The Russell and Angelica Berrie Program in Cellular Therapy

A New Frontier in Diabetes Research

The Berrie Medical Science Pavilion, New York City

In May 2003, The Russell Berrie Foundation’s $12 million gift to Columbia University School of Medicine created an innovative program in cellular therapies focused on preventing and curing diabetes. Spearheaded by top scientist Dr. Rudolph Liebel, the cellular therapy program is conducting research in innovative ways to confront the war on diabetes.

Dr Liebel and other Columbia University colleagues work closely with top level scientists and researchers in other leading medical schools across the country and abroad, such as Harvard, Vanderbilt and Jerusalem universities. Together they collaborate in joint research projects as well as share results about their individual work, which could lead to advances that one day may spare patients the need for daily insulin injections and prevent the devastating complications of diabetes— blindness, amputation, kidney failure, nerve damage and heart disease.

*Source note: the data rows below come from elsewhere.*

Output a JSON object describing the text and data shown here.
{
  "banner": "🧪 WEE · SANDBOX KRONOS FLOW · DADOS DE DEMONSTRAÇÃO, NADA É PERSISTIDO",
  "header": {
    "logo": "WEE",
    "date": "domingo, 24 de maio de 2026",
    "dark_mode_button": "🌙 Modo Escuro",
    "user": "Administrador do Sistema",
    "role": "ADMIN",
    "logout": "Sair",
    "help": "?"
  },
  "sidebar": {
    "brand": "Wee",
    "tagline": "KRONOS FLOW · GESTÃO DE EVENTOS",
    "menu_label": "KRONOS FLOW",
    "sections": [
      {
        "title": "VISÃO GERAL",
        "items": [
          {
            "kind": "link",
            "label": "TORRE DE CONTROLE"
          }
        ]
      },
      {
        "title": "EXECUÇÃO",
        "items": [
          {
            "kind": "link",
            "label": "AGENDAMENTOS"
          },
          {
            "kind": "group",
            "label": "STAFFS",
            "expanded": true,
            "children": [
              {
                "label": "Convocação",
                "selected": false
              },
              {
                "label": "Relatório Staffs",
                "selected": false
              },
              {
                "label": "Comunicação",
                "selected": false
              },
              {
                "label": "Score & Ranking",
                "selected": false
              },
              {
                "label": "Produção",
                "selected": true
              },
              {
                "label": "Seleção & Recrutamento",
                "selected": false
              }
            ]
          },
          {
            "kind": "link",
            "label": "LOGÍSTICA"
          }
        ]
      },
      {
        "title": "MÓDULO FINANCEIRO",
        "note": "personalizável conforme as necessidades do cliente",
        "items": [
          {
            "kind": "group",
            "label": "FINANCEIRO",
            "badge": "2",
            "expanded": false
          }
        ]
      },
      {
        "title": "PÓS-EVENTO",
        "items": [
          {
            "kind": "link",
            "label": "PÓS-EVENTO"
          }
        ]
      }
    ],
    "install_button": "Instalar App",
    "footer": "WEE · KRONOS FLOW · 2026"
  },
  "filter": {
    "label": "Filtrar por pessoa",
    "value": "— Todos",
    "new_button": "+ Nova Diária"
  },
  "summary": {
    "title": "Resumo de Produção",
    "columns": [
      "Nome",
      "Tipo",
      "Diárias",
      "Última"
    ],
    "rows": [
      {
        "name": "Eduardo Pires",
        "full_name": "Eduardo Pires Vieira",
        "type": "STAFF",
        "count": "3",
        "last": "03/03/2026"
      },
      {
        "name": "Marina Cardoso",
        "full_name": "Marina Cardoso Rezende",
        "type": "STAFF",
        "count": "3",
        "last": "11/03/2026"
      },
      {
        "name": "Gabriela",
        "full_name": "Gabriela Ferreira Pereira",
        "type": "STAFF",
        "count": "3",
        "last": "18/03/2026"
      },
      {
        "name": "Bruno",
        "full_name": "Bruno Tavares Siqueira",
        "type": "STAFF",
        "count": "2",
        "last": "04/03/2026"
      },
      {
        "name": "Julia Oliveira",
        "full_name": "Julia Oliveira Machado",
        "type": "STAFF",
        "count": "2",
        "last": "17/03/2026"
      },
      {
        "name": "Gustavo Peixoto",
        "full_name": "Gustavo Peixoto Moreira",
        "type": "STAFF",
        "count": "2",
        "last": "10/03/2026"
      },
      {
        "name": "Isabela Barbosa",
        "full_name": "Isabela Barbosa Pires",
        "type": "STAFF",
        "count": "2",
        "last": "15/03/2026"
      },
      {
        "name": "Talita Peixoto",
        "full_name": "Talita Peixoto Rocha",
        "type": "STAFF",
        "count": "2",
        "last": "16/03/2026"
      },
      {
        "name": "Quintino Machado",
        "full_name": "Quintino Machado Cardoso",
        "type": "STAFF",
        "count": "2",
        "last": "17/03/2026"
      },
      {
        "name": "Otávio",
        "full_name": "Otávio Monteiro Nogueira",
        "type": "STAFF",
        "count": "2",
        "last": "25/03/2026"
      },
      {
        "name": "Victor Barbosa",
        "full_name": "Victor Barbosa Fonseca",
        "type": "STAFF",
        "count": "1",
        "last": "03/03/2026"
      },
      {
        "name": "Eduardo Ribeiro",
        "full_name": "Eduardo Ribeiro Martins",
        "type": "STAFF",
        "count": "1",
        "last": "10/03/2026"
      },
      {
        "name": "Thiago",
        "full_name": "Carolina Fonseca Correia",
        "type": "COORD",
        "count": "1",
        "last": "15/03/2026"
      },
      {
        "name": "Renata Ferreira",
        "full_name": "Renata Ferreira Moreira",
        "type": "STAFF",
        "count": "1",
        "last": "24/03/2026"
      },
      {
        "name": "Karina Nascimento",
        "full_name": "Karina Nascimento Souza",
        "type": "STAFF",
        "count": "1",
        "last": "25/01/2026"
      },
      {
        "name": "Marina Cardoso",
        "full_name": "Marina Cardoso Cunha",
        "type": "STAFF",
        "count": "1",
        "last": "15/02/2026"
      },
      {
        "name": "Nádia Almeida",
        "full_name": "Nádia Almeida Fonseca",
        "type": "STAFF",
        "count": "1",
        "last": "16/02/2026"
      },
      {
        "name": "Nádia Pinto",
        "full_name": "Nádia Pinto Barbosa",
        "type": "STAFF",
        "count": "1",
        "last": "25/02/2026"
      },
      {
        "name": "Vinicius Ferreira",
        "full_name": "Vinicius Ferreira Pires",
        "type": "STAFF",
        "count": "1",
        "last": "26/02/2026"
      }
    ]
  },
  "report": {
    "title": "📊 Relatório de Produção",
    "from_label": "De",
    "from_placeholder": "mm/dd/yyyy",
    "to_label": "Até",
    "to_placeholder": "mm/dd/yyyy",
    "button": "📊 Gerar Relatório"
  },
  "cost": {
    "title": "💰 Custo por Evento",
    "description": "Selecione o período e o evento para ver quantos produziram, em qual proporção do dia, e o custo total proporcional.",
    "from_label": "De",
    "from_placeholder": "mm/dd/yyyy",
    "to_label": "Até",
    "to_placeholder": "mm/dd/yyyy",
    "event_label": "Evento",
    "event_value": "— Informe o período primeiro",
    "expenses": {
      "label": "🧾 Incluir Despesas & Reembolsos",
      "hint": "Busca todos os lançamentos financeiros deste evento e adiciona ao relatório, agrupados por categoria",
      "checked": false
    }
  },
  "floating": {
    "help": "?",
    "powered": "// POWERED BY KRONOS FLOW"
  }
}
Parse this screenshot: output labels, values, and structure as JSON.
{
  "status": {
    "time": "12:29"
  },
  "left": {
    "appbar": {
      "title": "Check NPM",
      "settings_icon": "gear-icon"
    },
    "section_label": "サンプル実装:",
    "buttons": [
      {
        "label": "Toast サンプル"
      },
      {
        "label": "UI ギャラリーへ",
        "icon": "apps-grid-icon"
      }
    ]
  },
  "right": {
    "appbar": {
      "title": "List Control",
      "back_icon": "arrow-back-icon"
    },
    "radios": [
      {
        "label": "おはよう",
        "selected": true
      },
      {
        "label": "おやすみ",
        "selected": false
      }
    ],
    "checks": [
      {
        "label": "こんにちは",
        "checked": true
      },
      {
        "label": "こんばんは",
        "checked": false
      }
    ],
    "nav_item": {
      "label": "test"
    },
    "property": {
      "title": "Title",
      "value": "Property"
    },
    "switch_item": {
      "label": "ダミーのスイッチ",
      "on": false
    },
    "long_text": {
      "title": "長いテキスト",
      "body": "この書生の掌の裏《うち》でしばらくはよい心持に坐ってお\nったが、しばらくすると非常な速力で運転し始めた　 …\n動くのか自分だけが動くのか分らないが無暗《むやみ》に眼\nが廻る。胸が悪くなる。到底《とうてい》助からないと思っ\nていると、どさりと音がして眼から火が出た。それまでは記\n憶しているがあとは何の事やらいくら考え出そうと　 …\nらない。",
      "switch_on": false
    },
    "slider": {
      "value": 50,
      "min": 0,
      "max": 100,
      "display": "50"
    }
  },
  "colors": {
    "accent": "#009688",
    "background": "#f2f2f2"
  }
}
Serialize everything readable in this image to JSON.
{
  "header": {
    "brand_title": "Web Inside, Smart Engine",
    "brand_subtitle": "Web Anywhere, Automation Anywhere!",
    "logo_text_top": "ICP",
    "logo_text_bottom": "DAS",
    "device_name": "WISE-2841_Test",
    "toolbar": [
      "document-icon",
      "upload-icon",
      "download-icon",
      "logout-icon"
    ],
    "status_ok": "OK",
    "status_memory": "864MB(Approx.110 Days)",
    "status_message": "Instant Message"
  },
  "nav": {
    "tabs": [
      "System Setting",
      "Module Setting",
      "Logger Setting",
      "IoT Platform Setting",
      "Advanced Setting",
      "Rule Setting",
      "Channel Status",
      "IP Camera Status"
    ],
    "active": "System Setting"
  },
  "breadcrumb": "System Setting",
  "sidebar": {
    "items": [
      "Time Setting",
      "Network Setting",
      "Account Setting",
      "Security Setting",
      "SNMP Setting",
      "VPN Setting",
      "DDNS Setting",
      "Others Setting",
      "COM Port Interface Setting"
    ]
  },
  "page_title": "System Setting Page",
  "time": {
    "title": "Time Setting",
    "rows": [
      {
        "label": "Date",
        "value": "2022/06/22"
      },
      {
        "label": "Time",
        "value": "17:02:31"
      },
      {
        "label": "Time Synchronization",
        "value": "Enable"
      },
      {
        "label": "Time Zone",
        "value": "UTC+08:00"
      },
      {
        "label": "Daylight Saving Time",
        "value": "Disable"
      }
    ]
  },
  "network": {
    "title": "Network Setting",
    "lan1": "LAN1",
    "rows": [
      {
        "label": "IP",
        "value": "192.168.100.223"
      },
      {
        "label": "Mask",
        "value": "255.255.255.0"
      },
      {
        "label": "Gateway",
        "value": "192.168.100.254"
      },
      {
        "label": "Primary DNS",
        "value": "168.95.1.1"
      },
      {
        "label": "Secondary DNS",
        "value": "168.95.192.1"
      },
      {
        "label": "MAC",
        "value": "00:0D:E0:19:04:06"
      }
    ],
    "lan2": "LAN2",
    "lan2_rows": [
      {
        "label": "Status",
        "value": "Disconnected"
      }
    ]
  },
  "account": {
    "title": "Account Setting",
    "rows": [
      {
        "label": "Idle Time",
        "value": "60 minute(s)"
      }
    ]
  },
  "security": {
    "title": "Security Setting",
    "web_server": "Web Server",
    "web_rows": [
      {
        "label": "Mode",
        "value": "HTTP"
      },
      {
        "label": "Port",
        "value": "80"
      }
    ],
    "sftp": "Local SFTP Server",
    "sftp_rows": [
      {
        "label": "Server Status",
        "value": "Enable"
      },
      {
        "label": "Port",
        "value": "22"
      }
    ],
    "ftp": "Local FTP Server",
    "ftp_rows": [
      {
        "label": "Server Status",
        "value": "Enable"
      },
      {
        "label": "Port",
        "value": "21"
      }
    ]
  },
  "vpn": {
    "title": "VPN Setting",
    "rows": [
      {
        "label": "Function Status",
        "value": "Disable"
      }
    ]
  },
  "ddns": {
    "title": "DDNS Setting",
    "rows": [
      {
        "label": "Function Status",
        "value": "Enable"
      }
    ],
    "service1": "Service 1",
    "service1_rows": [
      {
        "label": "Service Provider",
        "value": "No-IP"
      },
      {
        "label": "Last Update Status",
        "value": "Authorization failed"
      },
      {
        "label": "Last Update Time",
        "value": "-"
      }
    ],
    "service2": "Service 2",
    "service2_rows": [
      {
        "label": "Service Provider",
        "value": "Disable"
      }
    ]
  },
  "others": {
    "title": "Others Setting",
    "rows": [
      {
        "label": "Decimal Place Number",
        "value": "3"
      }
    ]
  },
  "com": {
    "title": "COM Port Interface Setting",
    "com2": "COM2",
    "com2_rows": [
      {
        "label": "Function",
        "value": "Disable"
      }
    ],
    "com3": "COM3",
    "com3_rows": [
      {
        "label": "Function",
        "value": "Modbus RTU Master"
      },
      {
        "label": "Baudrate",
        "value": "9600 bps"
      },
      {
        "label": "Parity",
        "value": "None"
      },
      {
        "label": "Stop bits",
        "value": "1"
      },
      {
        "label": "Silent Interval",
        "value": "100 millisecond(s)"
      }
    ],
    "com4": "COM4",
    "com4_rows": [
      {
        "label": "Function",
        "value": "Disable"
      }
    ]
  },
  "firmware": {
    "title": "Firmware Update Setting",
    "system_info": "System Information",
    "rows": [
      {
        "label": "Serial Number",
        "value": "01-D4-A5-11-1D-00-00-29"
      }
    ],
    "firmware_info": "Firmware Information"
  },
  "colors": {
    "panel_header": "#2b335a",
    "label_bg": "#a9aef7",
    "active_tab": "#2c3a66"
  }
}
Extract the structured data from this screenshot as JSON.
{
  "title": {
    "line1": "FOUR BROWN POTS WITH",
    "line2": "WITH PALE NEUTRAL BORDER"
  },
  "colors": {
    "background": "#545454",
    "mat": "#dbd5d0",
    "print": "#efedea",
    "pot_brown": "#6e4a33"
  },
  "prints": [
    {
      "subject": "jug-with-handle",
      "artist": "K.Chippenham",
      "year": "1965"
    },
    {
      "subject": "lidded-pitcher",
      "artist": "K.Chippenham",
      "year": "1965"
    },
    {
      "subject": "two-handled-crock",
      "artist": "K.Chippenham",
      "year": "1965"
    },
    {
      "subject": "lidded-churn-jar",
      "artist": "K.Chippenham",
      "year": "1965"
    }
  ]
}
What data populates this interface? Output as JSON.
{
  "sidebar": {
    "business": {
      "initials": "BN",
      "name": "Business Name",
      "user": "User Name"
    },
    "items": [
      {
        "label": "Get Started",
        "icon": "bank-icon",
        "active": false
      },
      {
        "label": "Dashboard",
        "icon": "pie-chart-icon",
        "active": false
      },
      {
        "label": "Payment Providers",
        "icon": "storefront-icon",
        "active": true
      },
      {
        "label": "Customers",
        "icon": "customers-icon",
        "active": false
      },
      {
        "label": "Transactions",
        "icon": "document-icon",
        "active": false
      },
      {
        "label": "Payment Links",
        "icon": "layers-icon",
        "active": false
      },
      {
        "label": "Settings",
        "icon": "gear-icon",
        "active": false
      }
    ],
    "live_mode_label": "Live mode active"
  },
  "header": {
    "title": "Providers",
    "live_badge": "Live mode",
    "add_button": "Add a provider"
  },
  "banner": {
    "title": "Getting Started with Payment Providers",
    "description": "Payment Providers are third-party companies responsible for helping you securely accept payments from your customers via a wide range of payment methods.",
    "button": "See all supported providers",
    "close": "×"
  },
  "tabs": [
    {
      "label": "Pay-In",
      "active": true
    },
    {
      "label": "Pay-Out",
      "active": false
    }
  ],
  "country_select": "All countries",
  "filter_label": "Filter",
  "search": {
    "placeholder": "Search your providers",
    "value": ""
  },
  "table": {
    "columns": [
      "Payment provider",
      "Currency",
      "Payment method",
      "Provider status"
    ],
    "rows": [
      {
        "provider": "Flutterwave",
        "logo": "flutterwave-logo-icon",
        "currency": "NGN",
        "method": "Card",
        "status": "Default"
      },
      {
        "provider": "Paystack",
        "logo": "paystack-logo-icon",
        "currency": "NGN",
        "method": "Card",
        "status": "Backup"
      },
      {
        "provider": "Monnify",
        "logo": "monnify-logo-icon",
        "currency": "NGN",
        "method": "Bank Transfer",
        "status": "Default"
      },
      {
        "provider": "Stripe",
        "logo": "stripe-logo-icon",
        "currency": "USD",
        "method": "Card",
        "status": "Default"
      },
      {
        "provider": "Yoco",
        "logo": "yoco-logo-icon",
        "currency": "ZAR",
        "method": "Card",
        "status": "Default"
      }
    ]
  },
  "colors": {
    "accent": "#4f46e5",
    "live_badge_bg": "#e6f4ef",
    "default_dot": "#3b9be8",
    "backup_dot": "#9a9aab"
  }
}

"The importance of this gift is that it keeps alive Russ's dream of finding a cure for diabetes. By collaborating with the best minds in research, we will achieve that dream and improve the health and lives of millions of people who live with this disease and its devastating complications," said Angelica Berrie, president of the Russell Berrie Foundation.

"This gift will permit an assault on the disease using cellular and gene therapy to dramatically change the course of the disease and the lives of diabetes patients," stated the outgoing dean of the Faculty of Medicine at Columbia University, Dr. Gerald Fischbach.